*Assigned task*:
Return the data below unchanged. Drop any pictures.

*Data shown*:

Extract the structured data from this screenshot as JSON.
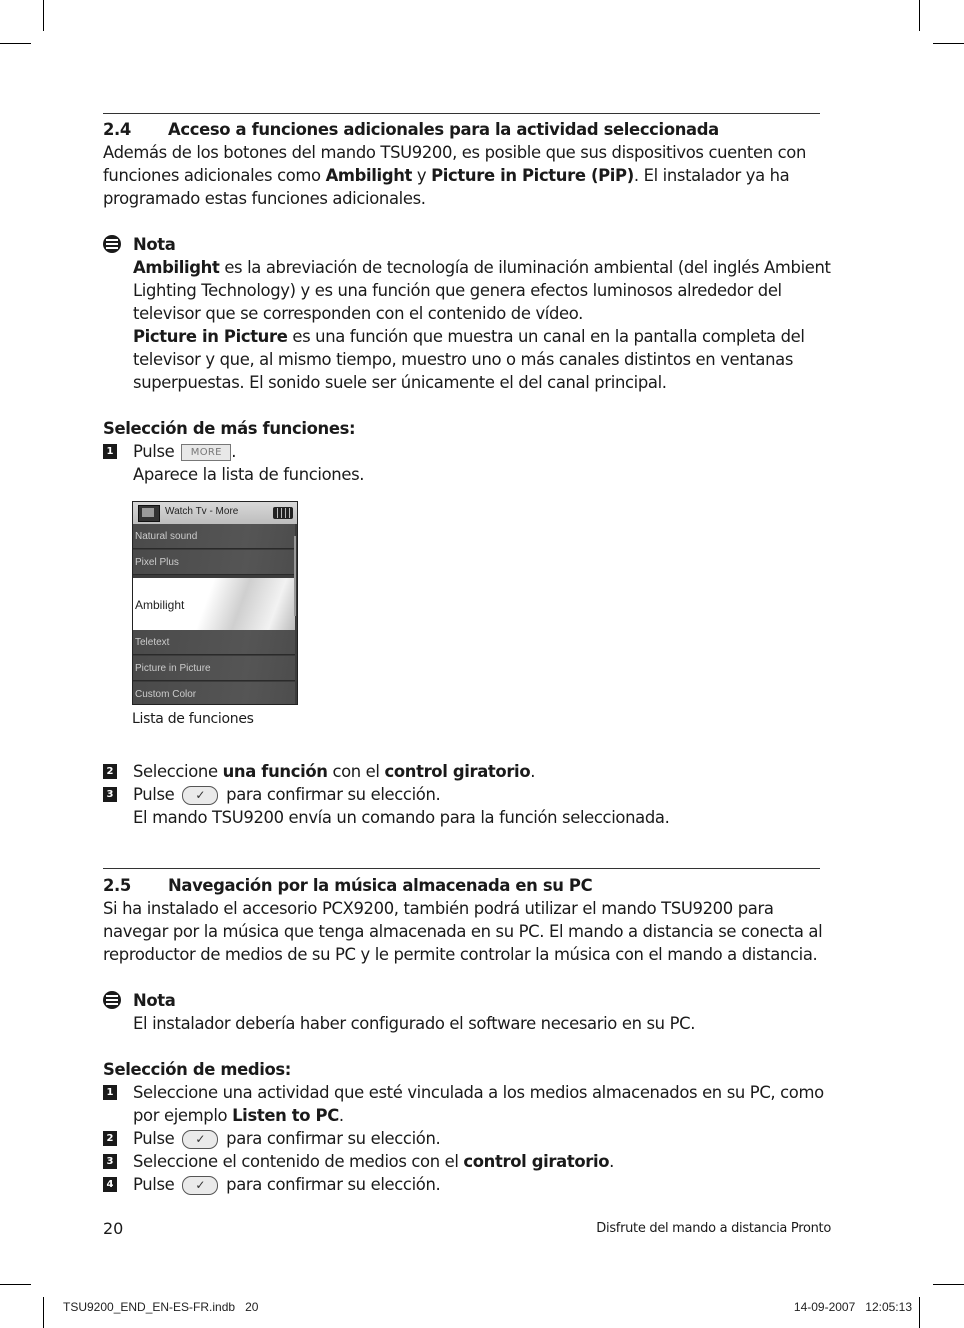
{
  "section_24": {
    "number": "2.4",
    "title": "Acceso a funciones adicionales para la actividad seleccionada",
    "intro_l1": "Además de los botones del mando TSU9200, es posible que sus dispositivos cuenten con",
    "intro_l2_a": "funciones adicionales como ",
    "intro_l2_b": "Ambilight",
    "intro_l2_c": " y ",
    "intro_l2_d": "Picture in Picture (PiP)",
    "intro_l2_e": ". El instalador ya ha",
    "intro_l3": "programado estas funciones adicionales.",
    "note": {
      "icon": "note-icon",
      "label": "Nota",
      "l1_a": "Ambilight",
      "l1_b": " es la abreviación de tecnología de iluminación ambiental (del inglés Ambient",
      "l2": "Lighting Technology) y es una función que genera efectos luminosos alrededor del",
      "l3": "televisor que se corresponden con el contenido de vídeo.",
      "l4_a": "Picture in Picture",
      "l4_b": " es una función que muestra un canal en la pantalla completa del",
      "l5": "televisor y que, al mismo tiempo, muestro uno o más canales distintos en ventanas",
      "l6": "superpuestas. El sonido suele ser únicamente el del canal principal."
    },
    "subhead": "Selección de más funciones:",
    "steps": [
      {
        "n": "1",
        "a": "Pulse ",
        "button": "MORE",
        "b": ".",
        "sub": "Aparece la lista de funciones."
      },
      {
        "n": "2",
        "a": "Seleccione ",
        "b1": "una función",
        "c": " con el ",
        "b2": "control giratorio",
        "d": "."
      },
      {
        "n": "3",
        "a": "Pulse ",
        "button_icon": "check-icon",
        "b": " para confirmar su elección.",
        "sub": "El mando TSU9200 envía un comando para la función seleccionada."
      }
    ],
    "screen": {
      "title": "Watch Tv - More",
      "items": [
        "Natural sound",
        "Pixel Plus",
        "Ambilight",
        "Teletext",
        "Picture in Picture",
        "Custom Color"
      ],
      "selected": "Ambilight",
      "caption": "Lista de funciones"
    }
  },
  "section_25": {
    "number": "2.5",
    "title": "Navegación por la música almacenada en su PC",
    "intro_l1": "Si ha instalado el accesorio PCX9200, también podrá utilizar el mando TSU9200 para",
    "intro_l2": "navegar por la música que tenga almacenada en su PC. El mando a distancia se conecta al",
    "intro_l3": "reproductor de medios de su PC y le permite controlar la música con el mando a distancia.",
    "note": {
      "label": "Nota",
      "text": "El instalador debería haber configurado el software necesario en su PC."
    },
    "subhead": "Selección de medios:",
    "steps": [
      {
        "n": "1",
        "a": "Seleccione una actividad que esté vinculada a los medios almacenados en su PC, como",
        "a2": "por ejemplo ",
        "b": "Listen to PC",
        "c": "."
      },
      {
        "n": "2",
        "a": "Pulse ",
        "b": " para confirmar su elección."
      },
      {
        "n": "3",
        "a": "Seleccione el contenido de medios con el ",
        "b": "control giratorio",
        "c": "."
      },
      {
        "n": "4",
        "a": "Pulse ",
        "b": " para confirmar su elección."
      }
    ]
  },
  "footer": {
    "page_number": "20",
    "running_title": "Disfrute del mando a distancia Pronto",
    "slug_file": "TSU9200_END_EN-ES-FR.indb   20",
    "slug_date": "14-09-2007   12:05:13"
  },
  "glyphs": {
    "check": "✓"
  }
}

*Written answer*:
Extract the structured data from this screenshot as JSON.
{
  "section_24": {
    "number": "2.4",
    "title": "Acceso a funciones adicionales para la actividad seleccionada",
    "intro_l1": "Además de los botones del mando TSU9200, es posible que sus dispositivos cuenten con",
    "intro_l2_a": "funciones adicionales como ",
    "intro_l2_b": "Ambilight",
    "intro_l2_c": " y ",
    "intro_l2_d": "Picture in Picture (PiP)",
    "intro_l2_e": ". El instalador ya ha",
    "intro_l3": "programado estas funciones adicionales.",
    "note": {
      "icon": "note-icon",
      "label": "Nota",
      "l1_a": "Ambilight",
      "l1_b": " es la abreviación de tecnología de iluminación ambiental (del inglés Ambient",
      "l2": "Lighting Technology) y es una función que genera efectos luminosos alrededor del",
      "l3": "televisor que se corresponden con el contenido de vídeo.",
      "l4_a": "Picture in Picture",
      "l4_b": " es una función que muestra un canal en la pantalla completa del",
      "l5": "televisor y que, al mismo tiempo, muestro uno o más canales distintos en ventanas",
      "l6": "superpuestas. El sonido suele ser únicamente el del canal principal."
    },
    "subhead": "Selección de más funciones:",
    "steps": [
      {
        "n": "1",
        "a": "Pulse ",
        "button": "MORE",
        "b": ".",
        "sub": "Aparece la lista de funciones."
      },
      {
        "n": "2",
        "a": "Seleccione ",
        "b1": "una función",
        "c": " con el ",
        "b2": "control giratorio",
        "d": "."
      },
      {
        "n": "3",
        "a": "Pulse ",
        "button_icon": "check-icon",
        "b": " para confirmar su elección.",
        "sub": "El mando TSU9200 envía un comando para la función seleccionada."
      }
    ],
    "screen": {
      "title": "Watch Tv - More",
      "items": [
        "Natural sound",
        "Pixel Plus",
        "Ambilight",
        "Teletext",
        "Picture in Picture",
        "Custom Color"
      ],
      "selected": "Ambilight",
      "caption": "Lista de funciones"
    }
  },
  "section_25": {
    "number": "2.5",
    "title": "Navegación por la música almacenada en su PC",
    "intro_l1": "Si ha instalado el accesorio PCX9200, también podrá utilizar el mando TSU9200 para",
    "intro_l2": "navegar por la música que tenga almacenada en su PC. El mando a distancia se conecta al",
    "intro_l3": "reproductor de medios de su PC y le permite controlar la música con el mando a distancia.",
    "note": {
      "label": "Nota",
      "text": "El instalador debería haber configurado el software necesario en su PC."
    },
    "subhead": "Selección de medios:",
    "steps": [
      {
        "n": "1",
        "a": "Seleccione una actividad que esté vinculada a los medios almacenados en su PC, como",
        "a2": "por ejemplo ",
        "b": "Listen to PC",
        "c": "."
      },
      {
        "n": "2",
        "a": "Pulse ",
        "b": " para confirmar su elección."
      },
      {
        "n": "3",
        "a": "Seleccione el contenido de medios con el ",
        "b": "control giratorio",
        "c": "."
      },
      {
        "n": "4",
        "a": "Pulse ",
        "b": " para confirmar su elección."
      }
    ]
  },
  "footer": {
    "page_number": "20",
    "running_title": "Disfrute del mando a distancia Pronto",
    "slug_file": "TSU9200_END_EN-ES-FR.indb   20",
    "slug_date": "14-09-2007   12:05:13"
  },
  "glyphs": {
    "check": "✓"
  }
}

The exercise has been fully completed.